**WHAT THIS TASK INVOLVES:** Report each line below that carries the word "your".

**EXCERPTED RECORDS:**

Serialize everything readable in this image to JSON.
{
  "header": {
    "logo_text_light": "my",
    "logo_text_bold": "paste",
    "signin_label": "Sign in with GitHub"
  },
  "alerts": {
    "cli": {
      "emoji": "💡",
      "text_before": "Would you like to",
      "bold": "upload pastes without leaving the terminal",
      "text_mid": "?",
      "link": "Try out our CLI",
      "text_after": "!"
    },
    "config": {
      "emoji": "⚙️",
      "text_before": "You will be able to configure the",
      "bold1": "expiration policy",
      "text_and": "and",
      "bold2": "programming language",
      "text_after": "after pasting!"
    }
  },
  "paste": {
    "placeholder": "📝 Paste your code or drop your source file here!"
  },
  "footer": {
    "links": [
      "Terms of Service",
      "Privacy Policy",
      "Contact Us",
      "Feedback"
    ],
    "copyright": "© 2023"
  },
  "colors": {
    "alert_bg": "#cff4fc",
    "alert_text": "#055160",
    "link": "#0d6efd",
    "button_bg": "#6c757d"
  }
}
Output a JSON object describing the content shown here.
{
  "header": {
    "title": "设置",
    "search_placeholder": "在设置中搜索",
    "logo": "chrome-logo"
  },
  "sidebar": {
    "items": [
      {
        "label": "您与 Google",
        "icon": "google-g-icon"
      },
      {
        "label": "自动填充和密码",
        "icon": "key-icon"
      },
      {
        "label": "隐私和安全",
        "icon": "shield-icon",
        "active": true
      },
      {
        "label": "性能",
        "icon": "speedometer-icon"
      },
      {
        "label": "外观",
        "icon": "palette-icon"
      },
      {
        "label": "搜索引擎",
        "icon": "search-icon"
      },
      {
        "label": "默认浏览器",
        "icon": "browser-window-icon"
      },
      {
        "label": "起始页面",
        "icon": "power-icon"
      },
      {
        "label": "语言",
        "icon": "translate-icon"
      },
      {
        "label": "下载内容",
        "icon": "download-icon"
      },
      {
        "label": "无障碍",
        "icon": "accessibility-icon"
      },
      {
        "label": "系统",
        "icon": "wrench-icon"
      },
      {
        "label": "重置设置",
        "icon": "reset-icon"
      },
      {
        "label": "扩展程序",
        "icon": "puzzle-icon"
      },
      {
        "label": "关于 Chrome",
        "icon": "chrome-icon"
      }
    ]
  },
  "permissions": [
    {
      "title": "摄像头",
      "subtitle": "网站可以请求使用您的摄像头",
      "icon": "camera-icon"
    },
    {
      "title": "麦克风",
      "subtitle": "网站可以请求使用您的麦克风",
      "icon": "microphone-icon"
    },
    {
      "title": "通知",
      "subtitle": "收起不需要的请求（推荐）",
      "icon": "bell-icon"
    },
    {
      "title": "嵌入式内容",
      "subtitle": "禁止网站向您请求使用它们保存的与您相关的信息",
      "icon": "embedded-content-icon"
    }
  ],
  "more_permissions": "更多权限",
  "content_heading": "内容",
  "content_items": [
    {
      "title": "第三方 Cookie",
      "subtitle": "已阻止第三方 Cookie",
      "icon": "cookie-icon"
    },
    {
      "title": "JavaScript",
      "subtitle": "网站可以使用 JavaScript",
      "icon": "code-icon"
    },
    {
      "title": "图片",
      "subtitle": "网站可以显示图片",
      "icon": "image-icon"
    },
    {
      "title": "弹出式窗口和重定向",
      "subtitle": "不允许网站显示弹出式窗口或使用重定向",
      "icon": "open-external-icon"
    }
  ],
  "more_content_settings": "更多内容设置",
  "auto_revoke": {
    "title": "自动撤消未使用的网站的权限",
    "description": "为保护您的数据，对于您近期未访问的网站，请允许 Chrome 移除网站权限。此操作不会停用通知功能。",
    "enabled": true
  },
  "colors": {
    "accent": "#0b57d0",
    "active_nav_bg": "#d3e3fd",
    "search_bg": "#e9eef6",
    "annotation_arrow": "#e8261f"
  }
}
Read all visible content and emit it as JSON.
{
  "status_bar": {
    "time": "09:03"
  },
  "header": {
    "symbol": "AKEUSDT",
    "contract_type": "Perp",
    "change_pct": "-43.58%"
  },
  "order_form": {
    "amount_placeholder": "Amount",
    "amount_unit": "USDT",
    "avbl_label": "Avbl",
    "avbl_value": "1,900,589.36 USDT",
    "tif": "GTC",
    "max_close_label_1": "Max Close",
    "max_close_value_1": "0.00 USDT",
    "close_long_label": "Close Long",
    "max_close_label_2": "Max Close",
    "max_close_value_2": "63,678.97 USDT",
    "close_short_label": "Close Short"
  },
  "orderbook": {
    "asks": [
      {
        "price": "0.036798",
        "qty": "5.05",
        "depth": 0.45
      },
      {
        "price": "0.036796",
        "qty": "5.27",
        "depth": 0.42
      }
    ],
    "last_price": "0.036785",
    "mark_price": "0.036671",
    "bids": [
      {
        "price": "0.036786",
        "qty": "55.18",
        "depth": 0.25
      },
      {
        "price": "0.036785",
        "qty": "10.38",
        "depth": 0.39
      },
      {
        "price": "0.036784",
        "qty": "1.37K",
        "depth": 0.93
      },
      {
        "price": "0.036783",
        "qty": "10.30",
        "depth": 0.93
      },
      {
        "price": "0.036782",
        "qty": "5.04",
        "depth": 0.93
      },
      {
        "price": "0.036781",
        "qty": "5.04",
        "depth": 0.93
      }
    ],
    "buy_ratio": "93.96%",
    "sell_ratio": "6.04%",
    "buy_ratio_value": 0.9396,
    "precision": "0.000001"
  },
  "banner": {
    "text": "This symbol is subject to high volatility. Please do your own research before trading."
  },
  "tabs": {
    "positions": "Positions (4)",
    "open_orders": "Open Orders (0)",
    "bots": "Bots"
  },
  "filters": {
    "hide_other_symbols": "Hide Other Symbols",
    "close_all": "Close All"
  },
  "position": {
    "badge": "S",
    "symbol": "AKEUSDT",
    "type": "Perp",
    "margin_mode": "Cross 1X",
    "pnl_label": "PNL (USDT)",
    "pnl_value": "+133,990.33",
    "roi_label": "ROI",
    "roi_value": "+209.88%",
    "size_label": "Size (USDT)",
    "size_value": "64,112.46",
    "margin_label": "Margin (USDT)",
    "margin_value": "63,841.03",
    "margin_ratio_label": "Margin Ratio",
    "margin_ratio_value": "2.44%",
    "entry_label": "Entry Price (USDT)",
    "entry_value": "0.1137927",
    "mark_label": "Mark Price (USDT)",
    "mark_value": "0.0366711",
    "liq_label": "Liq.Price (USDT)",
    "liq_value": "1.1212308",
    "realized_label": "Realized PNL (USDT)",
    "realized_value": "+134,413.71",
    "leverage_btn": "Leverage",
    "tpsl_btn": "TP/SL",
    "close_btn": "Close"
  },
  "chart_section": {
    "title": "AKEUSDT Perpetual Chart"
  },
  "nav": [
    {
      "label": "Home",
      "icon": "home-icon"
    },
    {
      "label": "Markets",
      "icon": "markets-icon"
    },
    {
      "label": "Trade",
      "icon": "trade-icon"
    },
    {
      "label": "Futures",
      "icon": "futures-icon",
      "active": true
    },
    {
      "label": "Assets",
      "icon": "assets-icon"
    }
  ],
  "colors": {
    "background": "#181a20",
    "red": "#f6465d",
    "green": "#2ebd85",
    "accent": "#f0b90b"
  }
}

**SOLUTION:**
    "placeholder": "📝 Paste your code or drop your source file here!"
    "text": "This symbol is subject to high volatility. Please do your own research before trading."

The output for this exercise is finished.